Trans-Atlantic Business Carrier LaCompagnie to Grow FleetKari Lundgren
LaCompagnie, the French business-class-only airline that began serving New York last July, said it aims to double the fleet to four jetliners by the end of next year.
The Paris-based carrier is examining the Boeing Co. 757 and Airbus Group NV A321 narrow-bodies, and could even seek to add Boeing’s newest 787 Dreamliner, Chief Executive Officer Frantz Yvelin said today at a briefing in London.
LaCompagnie will open a route linking London Luton Airport with Newark Liberty in April, starting at four weekly flights with one of two 757s -- one leased, one owned -- already in the fleet. Round-trip tickets will cost 1,549 pounds ($1,758), and as little as 649 pounds during an introductory period.
“This route is unique, you have the strongest premium demand compared to all other long-haul routes in the world,” Yvelin said at a press conference. “I think we will drive the demand, the price and the offer.”
LaCompagnie aims to undercut Air France-KLM Group and British Airways with its business offering of semi-flat seats, Samsung Galaxy tablets and menus from French chef Christophe Langree. The carrier’s 757s -- a model that’s out of production -- carry up to 74 passengers in a 19-row single-class cabin.

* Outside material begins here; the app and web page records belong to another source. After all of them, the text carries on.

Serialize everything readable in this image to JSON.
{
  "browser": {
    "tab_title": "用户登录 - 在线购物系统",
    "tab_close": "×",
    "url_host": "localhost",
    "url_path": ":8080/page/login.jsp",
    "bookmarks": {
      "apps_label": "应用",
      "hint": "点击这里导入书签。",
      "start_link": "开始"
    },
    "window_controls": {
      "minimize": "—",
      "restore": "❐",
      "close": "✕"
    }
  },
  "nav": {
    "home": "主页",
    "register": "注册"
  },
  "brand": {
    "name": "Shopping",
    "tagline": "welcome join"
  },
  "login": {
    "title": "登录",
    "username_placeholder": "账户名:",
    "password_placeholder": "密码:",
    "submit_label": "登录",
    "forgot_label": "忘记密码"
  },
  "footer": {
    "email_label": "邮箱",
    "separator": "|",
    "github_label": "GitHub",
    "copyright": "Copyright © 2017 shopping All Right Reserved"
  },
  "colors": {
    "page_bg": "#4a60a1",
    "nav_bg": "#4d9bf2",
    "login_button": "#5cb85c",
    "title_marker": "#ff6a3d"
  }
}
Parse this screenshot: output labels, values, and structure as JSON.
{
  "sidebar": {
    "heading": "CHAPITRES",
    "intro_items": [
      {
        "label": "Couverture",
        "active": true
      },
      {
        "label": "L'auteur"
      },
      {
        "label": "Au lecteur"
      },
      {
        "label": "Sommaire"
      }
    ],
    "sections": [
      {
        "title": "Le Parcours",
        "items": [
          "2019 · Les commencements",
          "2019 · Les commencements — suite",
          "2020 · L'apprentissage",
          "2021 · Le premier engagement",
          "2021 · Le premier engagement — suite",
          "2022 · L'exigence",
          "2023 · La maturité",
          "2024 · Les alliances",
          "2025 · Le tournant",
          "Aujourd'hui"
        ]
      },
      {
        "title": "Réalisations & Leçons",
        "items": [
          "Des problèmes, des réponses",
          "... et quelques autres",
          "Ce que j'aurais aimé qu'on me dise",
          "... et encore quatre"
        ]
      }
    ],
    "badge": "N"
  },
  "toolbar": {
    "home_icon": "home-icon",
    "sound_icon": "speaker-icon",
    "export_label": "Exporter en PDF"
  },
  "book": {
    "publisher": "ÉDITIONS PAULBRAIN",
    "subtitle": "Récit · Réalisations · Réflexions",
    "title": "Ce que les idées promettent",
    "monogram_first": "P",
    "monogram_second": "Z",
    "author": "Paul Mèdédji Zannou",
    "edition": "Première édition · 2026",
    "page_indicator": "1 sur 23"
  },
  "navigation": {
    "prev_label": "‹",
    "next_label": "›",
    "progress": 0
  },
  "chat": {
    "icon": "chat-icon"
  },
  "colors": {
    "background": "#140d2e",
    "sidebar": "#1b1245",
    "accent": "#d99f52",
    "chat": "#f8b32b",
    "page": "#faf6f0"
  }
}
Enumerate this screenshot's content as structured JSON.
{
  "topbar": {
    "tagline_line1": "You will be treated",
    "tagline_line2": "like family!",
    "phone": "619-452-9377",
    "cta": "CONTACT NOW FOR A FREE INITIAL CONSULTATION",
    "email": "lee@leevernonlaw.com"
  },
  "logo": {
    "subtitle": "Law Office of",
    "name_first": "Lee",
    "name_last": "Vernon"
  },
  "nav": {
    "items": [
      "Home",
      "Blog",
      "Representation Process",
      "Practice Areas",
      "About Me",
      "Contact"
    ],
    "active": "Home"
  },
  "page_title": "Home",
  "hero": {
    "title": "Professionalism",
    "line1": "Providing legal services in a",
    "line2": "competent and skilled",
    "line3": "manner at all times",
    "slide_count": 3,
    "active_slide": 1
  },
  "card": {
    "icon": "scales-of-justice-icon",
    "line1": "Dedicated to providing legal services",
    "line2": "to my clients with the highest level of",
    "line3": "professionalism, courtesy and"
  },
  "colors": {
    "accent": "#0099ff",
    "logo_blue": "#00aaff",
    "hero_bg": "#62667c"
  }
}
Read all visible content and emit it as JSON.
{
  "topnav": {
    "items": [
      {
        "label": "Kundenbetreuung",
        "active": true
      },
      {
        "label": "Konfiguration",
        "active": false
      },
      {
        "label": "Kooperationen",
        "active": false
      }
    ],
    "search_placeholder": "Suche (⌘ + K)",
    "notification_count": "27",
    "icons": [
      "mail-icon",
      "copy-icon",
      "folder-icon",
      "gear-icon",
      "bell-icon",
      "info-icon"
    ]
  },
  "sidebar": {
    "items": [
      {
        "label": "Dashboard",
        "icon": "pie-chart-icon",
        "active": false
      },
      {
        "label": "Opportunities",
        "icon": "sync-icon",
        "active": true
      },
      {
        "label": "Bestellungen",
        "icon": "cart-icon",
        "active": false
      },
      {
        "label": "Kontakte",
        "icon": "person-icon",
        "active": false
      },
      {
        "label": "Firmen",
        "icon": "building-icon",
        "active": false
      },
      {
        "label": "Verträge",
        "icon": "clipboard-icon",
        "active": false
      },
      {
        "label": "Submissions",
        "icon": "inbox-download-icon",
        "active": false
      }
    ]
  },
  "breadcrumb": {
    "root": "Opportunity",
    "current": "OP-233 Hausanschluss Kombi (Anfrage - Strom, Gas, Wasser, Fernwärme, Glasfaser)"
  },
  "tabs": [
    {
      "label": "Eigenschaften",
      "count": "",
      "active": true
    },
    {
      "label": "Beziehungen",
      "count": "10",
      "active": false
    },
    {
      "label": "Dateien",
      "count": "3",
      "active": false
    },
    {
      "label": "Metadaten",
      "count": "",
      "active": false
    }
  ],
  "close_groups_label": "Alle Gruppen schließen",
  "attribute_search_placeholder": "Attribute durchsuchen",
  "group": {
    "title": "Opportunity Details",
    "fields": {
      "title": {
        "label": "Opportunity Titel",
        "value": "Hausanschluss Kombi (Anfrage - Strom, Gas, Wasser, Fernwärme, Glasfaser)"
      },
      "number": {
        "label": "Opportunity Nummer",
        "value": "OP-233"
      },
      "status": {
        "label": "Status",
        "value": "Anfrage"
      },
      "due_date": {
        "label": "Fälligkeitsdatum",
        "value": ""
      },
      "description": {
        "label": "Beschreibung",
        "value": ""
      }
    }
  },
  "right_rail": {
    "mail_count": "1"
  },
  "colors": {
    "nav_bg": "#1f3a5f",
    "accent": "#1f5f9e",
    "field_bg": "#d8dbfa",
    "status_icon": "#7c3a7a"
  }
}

Still, the premium-only model has struggled to make an impact on Atlantic routes, with LaCompagnie following MAXJet Airlines Inc., Eos Airlines and Silverjet Plc, which pursued a similar strategy almost a decade ago before going bust.
Yvelin himself founded L’Avion, which operated business flights between Paris and New York, before it was purchased by British Airways in 2008 and merged with the U.K. carrier’s OpenSkies arm, which also uses 757s but in a multi-cabin layout.
LaCompagnie will succeed where others failed by having only three flight attendants per plane, operating from Luton, where charges are lower than at London Heathrow and Gatwick, and basing itself away from central Paris, as well as through its quality of service, Yvelin said.
The carrier, whose existing route connects Paris Charles de Gaulle with Newark, is targeting an average load factor of 75 percent, versus about 60 percent today, with operations “ramping up nicely,” he said. In the London-New York market, its ambitions extend to capturing a 40 percent share of the 4 million people who travel between the cities each year.
LaCompagnie was founded in 2013 after raising 34 million euros ($29 million) from investors including A Plus Finance and private-equity funds.